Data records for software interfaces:
============================================================

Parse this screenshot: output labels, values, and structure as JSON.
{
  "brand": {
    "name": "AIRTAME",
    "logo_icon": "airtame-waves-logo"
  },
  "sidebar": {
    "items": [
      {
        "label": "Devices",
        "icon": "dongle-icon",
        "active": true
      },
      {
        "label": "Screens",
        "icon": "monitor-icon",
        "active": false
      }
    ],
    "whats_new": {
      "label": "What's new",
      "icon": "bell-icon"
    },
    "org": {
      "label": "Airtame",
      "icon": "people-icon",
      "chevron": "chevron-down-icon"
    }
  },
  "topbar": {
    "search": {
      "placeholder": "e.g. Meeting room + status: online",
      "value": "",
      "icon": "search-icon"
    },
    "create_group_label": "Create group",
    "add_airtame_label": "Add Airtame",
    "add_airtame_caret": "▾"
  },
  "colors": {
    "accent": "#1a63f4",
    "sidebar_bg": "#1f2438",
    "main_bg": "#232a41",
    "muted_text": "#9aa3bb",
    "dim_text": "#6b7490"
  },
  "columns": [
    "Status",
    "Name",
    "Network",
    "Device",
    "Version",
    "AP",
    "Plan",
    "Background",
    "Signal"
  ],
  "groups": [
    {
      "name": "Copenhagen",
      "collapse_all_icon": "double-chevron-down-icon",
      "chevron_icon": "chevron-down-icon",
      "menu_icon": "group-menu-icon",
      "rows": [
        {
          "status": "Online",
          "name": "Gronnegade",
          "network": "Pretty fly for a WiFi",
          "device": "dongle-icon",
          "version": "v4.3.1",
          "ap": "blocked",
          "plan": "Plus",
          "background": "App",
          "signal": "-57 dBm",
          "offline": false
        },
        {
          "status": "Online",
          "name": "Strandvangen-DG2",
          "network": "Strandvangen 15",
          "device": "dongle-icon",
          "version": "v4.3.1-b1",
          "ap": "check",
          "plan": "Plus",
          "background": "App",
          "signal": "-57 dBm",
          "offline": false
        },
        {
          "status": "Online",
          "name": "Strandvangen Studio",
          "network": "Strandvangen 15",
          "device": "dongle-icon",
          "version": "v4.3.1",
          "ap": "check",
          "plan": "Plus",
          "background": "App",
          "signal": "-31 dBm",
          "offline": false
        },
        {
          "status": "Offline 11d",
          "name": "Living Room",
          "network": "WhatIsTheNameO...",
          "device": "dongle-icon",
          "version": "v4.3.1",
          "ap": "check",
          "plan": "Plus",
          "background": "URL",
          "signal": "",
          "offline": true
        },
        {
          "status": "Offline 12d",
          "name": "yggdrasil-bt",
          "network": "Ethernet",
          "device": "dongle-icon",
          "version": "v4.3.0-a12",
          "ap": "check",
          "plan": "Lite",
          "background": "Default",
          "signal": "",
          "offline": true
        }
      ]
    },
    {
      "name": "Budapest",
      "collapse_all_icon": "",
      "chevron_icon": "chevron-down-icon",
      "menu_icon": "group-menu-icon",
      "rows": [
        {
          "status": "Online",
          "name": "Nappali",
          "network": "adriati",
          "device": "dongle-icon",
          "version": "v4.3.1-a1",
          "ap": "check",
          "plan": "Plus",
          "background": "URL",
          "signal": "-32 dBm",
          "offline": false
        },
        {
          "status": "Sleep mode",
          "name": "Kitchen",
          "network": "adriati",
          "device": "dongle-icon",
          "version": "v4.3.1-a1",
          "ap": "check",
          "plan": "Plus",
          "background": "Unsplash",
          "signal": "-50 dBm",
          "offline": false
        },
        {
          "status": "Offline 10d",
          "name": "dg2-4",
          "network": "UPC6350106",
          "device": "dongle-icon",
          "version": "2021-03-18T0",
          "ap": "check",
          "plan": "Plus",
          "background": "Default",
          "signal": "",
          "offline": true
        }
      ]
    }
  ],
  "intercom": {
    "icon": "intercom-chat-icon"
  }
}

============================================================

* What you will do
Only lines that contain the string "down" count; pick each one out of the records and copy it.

* Solution for this task
      "chevron": "chevron-down-icon"
      "collapse_all_icon": "double-chevron-down-icon",
      "chevron_icon": "chevron-down-icon",
      "chevron_icon": "chevron-down-icon",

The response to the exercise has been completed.